The University of North Carolina at Wilmington will receive $250,000 to quantify the amount of GenX in the Cape Fear River and how long it will take the GenX to degrade in the water.
The remaining $185,000 will go to the Cape Fear Public Utility Authority and other local public utilities to develop treatment technologies to remove GenX from the water supply and to ensure that the treatment is working through ongoing monitoring.
The law also repeals a 2009 partial plastic bag ban for three coastal counties, a goal of Republicans for years.
Cooper said he vetoed the regulatory reform bill because it did not give money to the state as he had requested but instead sent the money directly to the local utilities that are tasked with ensuring that the Cape Fear Region has access to clean and safe drinking water.
In his veto message Cooper said, “Clean water is critical for our health and our economy and this legislation fails to appropriate any needed funds to the departments in state government charged with setting standards and enforcing laws to prevent illegal chemical discharges into rivers used for drinking water.”
The House passed the veto override in a 70-44 vote, clearing the three-fifths threshold to override vetoes by one vote.
In the Senate the veto override vote passed with a wider margin, going to a 30-9 vote along party lines, with some Democrats and Republicans absent from the chamber, though two Democratic senators did not vote on the veto override, Sens. Floyd McKissick (D-Durham) and Ben Clark (D-Cumberland).
Of the veto override House Speaker Tim Moore (R-Cleveland) said, “Providing immediate resources for water treatment facilities and researchers in Southeastern North Carolina was an important step to protect the people of the Cape Fear region. “We will continue to hold hearings in the House Select Committee on North Carolina River Quality to investigate the GenX contamination and develop solutions that ensure administrative accountability and clean drinking water for our citizens.”
After the override vote Sens.
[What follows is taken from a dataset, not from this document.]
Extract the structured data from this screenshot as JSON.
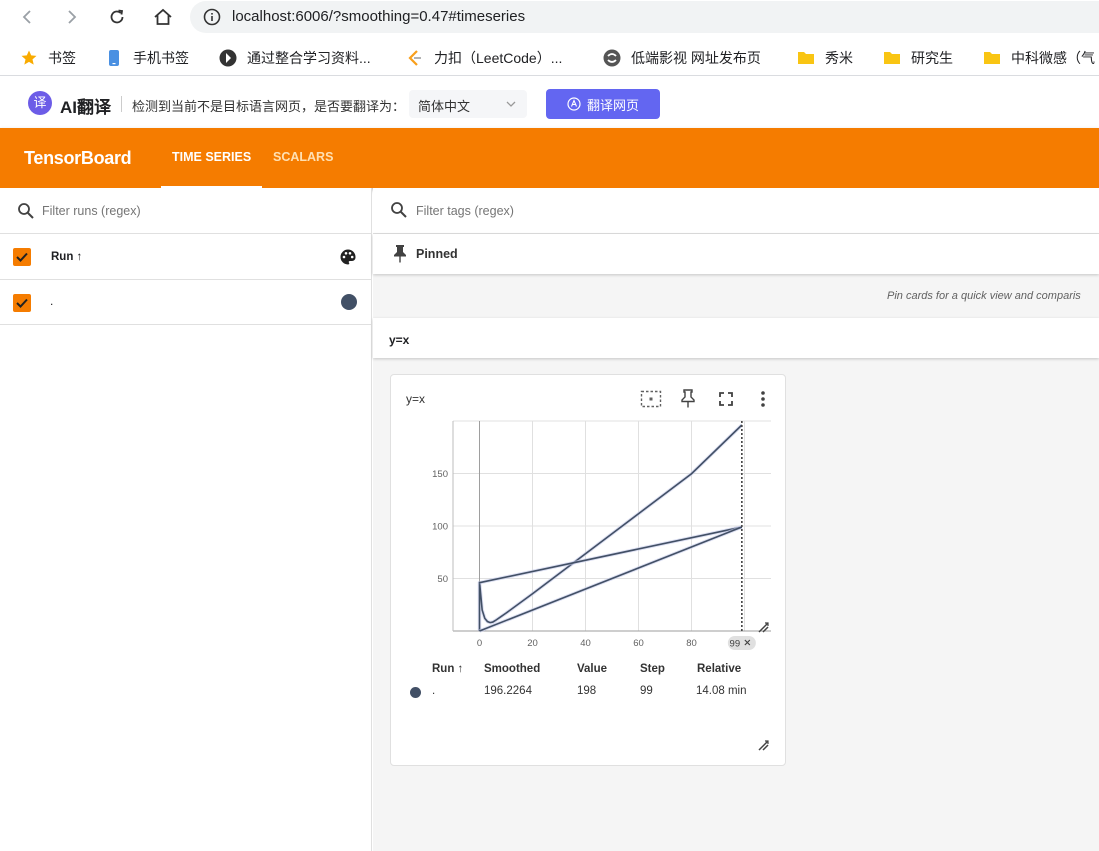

Michael Lee (R-New Hanover) and Bill Rabon (R-Brunswick), both from the Cape Fear Region, released a statement saying, “It’s a shame that families in the lower Cape Fear region had to wait this long for a solution because of the governor’s veto, but we are pleased our Senate colleagues ended the delay and helped make this local solution that will actually help clean our drinking water a reality.”
The House passed through the judicial redistricting bill, HB717, however the Senate left town before the House had even finished debate on the bill.
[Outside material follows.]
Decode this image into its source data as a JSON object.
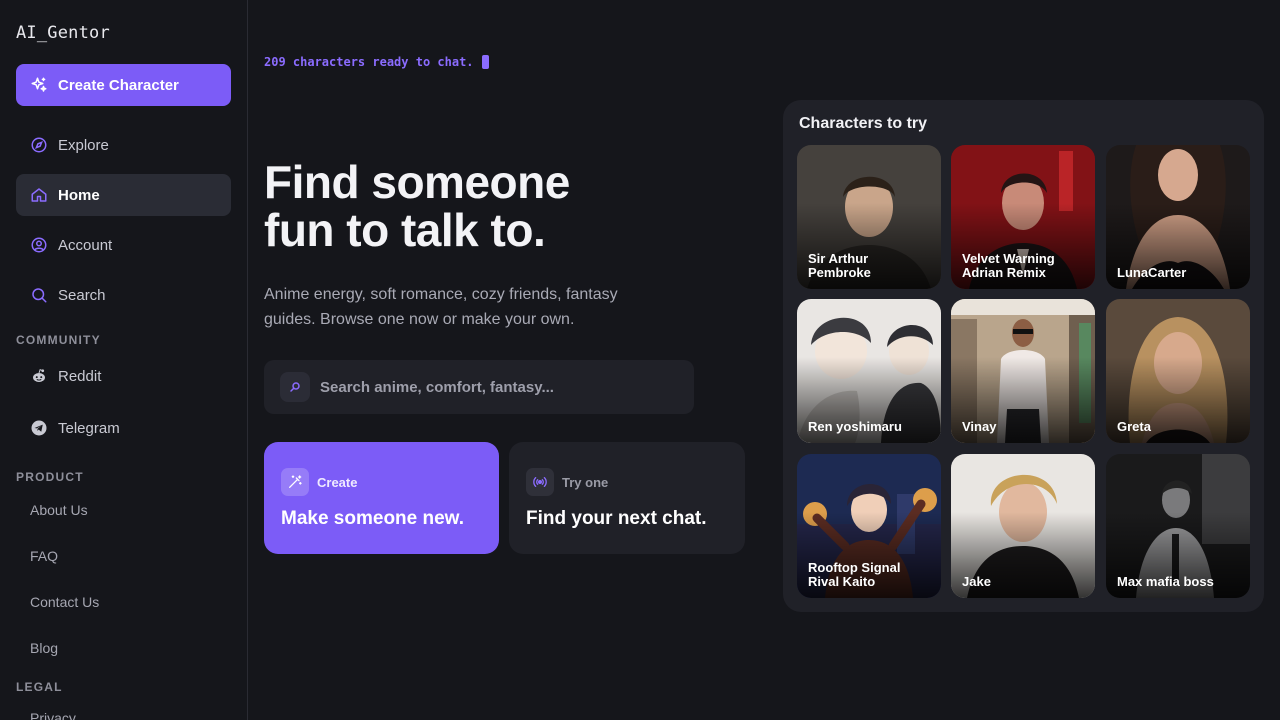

Moore said that the bill is needed to overhaul a system in which piecemeal edits over the last 50 years have left “unfairly skewed judicial districts.”
The bill passed the House in a 69-43 vote, with only one Democrat voting for the legislation, Rep. William Brisson (R-Bladen).
Of the bill Moore said, “It’s past time to correct the unbalanced representations produced by piecemeal edits to our court system maps with a consistent framework for North Carolina’s judicial divisions. I appreciate the exceptional service of Rep. Justin Burr in completing a thorough legislative process that included extensive public comment from judicial officials and stakeholders, the approval of three legislative committees, and the consideration of more than a dozen amendments from legislators. North Carolina’s population has grown rapidly over the past two generations, and it is a constitutional duty for the General Assembly to ensure the justice system serves all our citizens equally.
“Our changes incorporate public input, state resources, geography, population and caseload into an overdue update of North Carolina’s judicial maps. North Carolina voters deserve an equal voice and full confidence in their justice system, and our comprehensive legislative process has balanced their representation to reaffirm those rights.”
Opponents of the redistricting effort say that the new maps are more about giving Republicans advantages in the courts than increasing fairness in judicial districts across the state, but without the Senate taking up the legislation the effort appears to be stalled, at least until legislators return in January for another special session.